▸ **TASK**:
Retype the listing that follows, word for word.

= Beginning of Section =

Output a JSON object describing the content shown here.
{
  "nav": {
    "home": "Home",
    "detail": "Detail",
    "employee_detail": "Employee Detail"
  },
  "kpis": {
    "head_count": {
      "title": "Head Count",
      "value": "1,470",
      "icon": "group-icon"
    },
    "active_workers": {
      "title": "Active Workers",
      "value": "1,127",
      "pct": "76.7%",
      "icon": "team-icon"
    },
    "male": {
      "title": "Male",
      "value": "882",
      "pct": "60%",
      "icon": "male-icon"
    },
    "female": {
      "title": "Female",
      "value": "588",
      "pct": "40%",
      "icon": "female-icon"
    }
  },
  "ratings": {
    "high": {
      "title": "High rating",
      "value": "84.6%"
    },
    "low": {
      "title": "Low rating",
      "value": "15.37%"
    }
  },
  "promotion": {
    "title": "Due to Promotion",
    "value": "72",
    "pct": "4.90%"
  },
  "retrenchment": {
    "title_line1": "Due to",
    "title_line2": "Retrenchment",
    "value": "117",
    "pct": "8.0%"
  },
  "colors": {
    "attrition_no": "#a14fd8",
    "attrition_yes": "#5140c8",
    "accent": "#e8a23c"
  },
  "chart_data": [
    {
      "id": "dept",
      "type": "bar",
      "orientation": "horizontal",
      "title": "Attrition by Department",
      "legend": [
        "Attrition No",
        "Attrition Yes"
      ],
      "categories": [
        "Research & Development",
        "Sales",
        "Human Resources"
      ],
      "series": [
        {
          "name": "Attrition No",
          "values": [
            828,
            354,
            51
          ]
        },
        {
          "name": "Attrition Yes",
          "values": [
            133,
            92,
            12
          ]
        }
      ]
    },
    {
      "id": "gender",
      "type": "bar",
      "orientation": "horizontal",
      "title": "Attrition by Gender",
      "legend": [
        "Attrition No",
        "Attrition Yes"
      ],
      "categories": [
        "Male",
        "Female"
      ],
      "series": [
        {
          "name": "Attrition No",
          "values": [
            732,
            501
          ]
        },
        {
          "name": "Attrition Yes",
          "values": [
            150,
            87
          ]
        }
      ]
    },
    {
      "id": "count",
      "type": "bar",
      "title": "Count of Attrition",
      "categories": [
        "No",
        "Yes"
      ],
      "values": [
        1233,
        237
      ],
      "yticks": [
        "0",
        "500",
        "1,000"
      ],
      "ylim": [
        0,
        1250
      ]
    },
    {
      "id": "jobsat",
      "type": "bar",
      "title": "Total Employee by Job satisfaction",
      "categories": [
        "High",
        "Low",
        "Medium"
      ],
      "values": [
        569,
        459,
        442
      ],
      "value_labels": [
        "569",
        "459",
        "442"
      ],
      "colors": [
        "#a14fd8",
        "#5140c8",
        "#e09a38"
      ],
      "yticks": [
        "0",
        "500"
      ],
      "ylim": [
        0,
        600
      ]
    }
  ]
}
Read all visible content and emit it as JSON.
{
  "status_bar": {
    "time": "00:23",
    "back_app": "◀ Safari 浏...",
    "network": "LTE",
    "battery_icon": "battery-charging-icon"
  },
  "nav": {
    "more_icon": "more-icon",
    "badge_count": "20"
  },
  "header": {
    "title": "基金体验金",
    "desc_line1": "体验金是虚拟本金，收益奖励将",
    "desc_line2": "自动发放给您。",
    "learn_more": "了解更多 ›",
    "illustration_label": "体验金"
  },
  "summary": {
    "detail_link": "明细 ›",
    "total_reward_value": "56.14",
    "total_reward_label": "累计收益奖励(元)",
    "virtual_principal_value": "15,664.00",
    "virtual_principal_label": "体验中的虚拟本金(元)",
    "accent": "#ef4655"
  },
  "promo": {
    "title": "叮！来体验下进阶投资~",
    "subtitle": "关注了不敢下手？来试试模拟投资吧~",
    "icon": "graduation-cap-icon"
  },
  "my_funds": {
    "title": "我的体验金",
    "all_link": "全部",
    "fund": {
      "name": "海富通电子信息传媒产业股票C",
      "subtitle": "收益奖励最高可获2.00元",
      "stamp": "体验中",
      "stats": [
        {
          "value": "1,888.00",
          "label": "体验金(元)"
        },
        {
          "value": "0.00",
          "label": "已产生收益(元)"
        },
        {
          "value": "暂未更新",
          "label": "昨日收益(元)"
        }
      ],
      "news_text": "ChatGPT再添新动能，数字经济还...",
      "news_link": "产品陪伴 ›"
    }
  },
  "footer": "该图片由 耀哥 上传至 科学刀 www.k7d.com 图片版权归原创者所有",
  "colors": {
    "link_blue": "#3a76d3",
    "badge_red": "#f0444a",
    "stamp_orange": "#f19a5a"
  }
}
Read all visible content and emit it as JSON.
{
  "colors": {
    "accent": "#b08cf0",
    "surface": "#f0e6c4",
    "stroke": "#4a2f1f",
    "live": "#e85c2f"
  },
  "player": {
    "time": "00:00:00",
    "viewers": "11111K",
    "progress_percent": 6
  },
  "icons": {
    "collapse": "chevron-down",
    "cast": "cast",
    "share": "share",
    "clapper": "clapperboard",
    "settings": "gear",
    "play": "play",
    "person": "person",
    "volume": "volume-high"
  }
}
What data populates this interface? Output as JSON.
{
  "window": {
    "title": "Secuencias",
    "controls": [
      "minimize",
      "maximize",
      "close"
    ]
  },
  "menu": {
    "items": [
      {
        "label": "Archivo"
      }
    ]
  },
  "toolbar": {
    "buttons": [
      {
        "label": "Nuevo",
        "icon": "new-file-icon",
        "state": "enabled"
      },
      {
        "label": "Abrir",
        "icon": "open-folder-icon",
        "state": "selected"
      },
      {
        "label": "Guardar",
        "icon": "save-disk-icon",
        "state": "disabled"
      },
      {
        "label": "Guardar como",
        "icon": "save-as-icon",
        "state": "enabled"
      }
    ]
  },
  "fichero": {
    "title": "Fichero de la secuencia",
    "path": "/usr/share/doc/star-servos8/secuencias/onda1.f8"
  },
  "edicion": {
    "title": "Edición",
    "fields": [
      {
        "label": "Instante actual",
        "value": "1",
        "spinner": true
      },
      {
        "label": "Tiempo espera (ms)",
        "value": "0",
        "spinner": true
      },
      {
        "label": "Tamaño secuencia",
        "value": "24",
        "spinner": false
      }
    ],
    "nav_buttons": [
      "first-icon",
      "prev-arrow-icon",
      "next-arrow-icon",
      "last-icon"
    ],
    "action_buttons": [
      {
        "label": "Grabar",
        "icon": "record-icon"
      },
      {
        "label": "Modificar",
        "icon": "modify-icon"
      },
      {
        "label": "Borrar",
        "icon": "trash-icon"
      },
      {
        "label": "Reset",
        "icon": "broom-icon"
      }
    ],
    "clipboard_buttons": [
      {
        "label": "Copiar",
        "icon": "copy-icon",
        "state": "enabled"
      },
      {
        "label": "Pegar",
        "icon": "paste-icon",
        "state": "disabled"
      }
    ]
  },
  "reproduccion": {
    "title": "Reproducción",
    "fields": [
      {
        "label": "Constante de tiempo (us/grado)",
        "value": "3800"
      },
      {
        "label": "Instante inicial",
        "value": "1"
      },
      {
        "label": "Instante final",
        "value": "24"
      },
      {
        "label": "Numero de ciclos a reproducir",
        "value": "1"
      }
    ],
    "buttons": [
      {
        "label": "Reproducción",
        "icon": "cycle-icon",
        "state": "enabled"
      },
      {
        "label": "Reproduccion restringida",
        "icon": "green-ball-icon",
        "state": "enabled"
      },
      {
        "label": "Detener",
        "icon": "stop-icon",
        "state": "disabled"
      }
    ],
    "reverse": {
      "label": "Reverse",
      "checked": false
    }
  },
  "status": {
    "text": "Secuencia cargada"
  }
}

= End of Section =

▸ **SOLUTION BELOW**:
Output a JSON object describing the content shown here.
{
  "nav": {
    "home": "Home",
    "detail": "Detail",
    "employee_detail": "Employee Detail"
  },
  "kpis": {
    "head_count": {
      "title": "Head Count",
      "value": "1,470",
      "icon": "group-icon"
    },
    "active_workers": {
      "title": "Active Workers",
      "value": "1,127",
      "pct": "76.7%",
      "icon": "team-icon"
    },
    "male": {
      "title": "Male",
      "value": "882",
      "pct": "60%",
      "icon": "male-icon"
    },
    "female": {
      "title": "Female",
      "value": "588",
      "pct": "40%",
      "icon": "female-icon"
    }
  },
  "ratings": {
    "high": {
      "title": "High rating",
      "value": "84.6%"
    },
    "low": {
      "title": "Low rating",
      "value": "15.37%"
    }
  },
  "promotion": {
    "title": "Due to Promotion",
    "value": "72",
    "pct": "4.90%"
  },
  "retrenchment": {
    "title_line1": "Due to",
    "title_line2": "Retrenchment",
    "value": "117",
    "pct": "8.0%"
  },
  "colors": {
    "attrition_no": "#a14fd8",
    "attrition_yes": "#5140c8",
    "accent": "#e8a23c"
  },
  "chart_data": [
    {
      "id": "dept",
      "type": "bar",
      "orientation": "horizontal",
      "title": "Attrition by Department",
      "legend": [
        "Attrition No",
        "Attrition Yes"
      ],
      "categories": [
        "Research & Development",
        "Sales",
        "Human Resources"
      ],
      "series": [
        {
          "name": "Attrition No",
          "values": [
            828,
            354,
            51
          ]
        },
        {
          "name": "Attrition Yes",
          "values": [
            133,
            92,
            12
          ]
        }
      ]
    },
    {
      "id": "gender",
      "type": "bar",
      "orientation": "horizontal",
      "title": "Attrition by Gender",
      "legend": [
        "Attrition No",
        "Attrition Yes"
      ],
      "categories": [
        "Male",
        "Female"
      ],
      "series": [
        {
          "name": "Attrition No",
          "values": [
            732,
            501
          ]
        },
        {
          "name": "Attrition Yes",
          "values": [
            150,
            87
          ]
        }
      ]
    },
    {
      "id": "count",
      "type": "bar",
      "title": "Count of Attrition",
      "categories": [
        "No",
        "Yes"
      ],
      "values": [
        1233,
        237
      ],
      "yticks": [
        "0",
        "500",
        "1,000"
      ],
      "ylim": [
        0,
        1250
      ]
    },
    {
      "id": "jobsat",
      "type": "bar",
      "title": "Total Employee by Job satisfaction",
      "categories": [
        "High",
        "Low",
        "Medium"
      ],
      "values": [
        569,
        459,
        442
      ],
      "value_labels": [
        "569",
        "459",
        "442"
      ],
      "colors": [
        "#a14fd8",
        "#5140c8",
        "#e09a38"
      ],
      "yticks": [
        "0",
        "500"
      ],
      "ylim": [
        0,
        600
      ]
    }
  ]
}
Read all visible content and emit it as JSON.
{
  "status_bar": {
    "time": "00:23",
    "back_app": "◀ Safari 浏...",
    "network": "LTE",
    "battery_icon": "battery-charging-icon"
  },
  "nav": {
    "more_icon": "more-icon",
    "badge_count": "20"
  },
  "header": {
    "title": "基金体验金",
    "desc_line1": "体验金是虚拟本金，收益奖励将",
    "desc_line2": "自动发放给您。",
    "learn_more": "了解更多 ›",
    "illustration_label": "体验金"
  },
  "summary": {
    "detail_link": "明细 ›",
    "total_reward_value": "56.14",
    "total_reward_label": "累计收益奖励(元)",
    "virtual_principal_value": "15,664.00",
    "virtual_principal_label": "体验中的虚拟本金(元)",
    "accent": "#ef4655"
  },
  "promo": {
    "title": "叮！来体验下进阶投资~",
    "subtitle": "关注了不敢下手？来试试模拟投资吧~",
    "icon": "graduation-cap-icon"
  },
  "my_funds": {
    "title": "我的体验金",
    "all_link": "全部",
    "fund": {
      "name": "海富通电子信息传媒产业股票C",
      "subtitle": "收益奖励最高可获2.00元",
      "stamp": "体验中",
      "stats": [
        {
          "value": "1,888.00",
          "label": "体验金(元)"
        },
        {
          "value": "0.00",
          "label": "已产生收益(元)"
        },
        {
          "value": "暂未更新",
          "label": "昨日收益(元)"
        }
      ],
      "news_text": "ChatGPT再添新动能，数字经济还...",
      "news_link": "产品陪伴 ›"
    }
  },
  "footer": "该图片由 耀哥 上传至 科学刀 www.k7d.com 图片版权归原创者所有",
  "colors": {
    "link_blue": "#3a76d3",
    "badge_red": "#f0444a",
    "stamp_orange": "#f19a5a"
  }
}
Read all visible content and emit it as JSON.
{
  "colors": {
    "accent": "#b08cf0",
    "surface": "#f0e6c4",
    "stroke": "#4a2f1f",
    "live": "#e85c2f"
  },
  "player": {
    "time": "00:00:00",
    "viewers": "11111K",
    "progress_percent": 6
  },
  "icons": {
    "collapse": "chevron-down",
    "cast": "cast",
    "share": "share",
    "clapper": "clapperboard",
    "settings": "gear",
    "play": "play",
    "person": "person",
    "volume": "volume-high"
  }
}
What data populates this interface? Output as JSON.
{
  "window": {
    "title": "Secuencias",
    "controls": [
      "minimize",
      "maximize",
      "close"
    ]
  },
  "menu": {
    "items": [
      {
        "label": "Archivo"
      }
    ]
  },
  "toolbar": {
    "buttons": [
      {
        "label": "Nuevo",
        "icon": "new-file-icon",
        "state": "enabled"
      },
      {
        "label": "Abrir",
        "icon": "open-folder-icon",
        "state": "selected"
      },
      {
        "label": "Guardar",
        "icon": "save-disk-icon",
        "state": "disabled"
      },
      {
        "label": "Guardar como",
        "icon": "save-as-icon",
        "state": "enabled"
      }
    ]
  },
  "fichero": {
    "title": "Fichero de la secuencia",
    "path": "/usr/share/doc/star-servos8/secuencias/onda1.f8"
  },
  "edicion": {
    "title": "Edición",
    "fields": [
      {
        "label": "Instante actual",
        "value": "1",
        "spinner": true
      },
      {
        "label": "Tiempo espera (ms)",
        "value": "0",
        "spinner": true
      },
      {
        "label": "Tamaño secuencia",
        "value": "24",
        "spinner": false
      }
    ],
    "nav_buttons": [
      "first-icon",
      "prev-arrow-icon",
      "next-arrow-icon",
      "last-icon"
    ],
    "action_buttons": [
      {
        "label": "Grabar",
        "icon": "record-icon"
      },
      {
        "label": "Modificar",
        "icon": "modify-icon"
      },
      {
        "label": "Borrar",
        "icon": "trash-icon"
      },
      {
        "label": "Reset",
        "icon": "broom-icon"
      }
    ],
    "clipboard_buttons": [
      {
        "label": "Copiar",
        "icon": "copy-icon",
        "state": "enabled"
      },
      {
        "label": "Pegar",
        "icon": "paste-icon",
        "state": "disabled"
      }
    ]
  },
  "reproduccion": {
    "title": "Reproducción",
    "fields": [
      {
        "label": "Constante de tiempo (us/grado)",
        "value": "3800"
      },
      {
        "label": "Instante inicial",
        "value": "1"
      },
      {
        "label": "Instante final",
        "value": "24"
      },
      {
        "label": "Numero de ciclos a reproducir",
        "value": "1"
      }
    ],
    "buttons": [
      {
        "label": "Reproducción",
        "icon": "cycle-icon",
        "state": "enabled"
      },
      {
        "label": "Reproduccion restringida",
        "icon": "green-ball-icon",
        "state": "enabled"
      },
      {
        "label": "Detener",
        "icon": "stop-icon",
        "state": "disabled"
      }
    ],
    "reverse": {
      "label": "Reverse",
      "checked": false
    }
  },
  "status": {
    "text": "Secuencia cargada"
  }
}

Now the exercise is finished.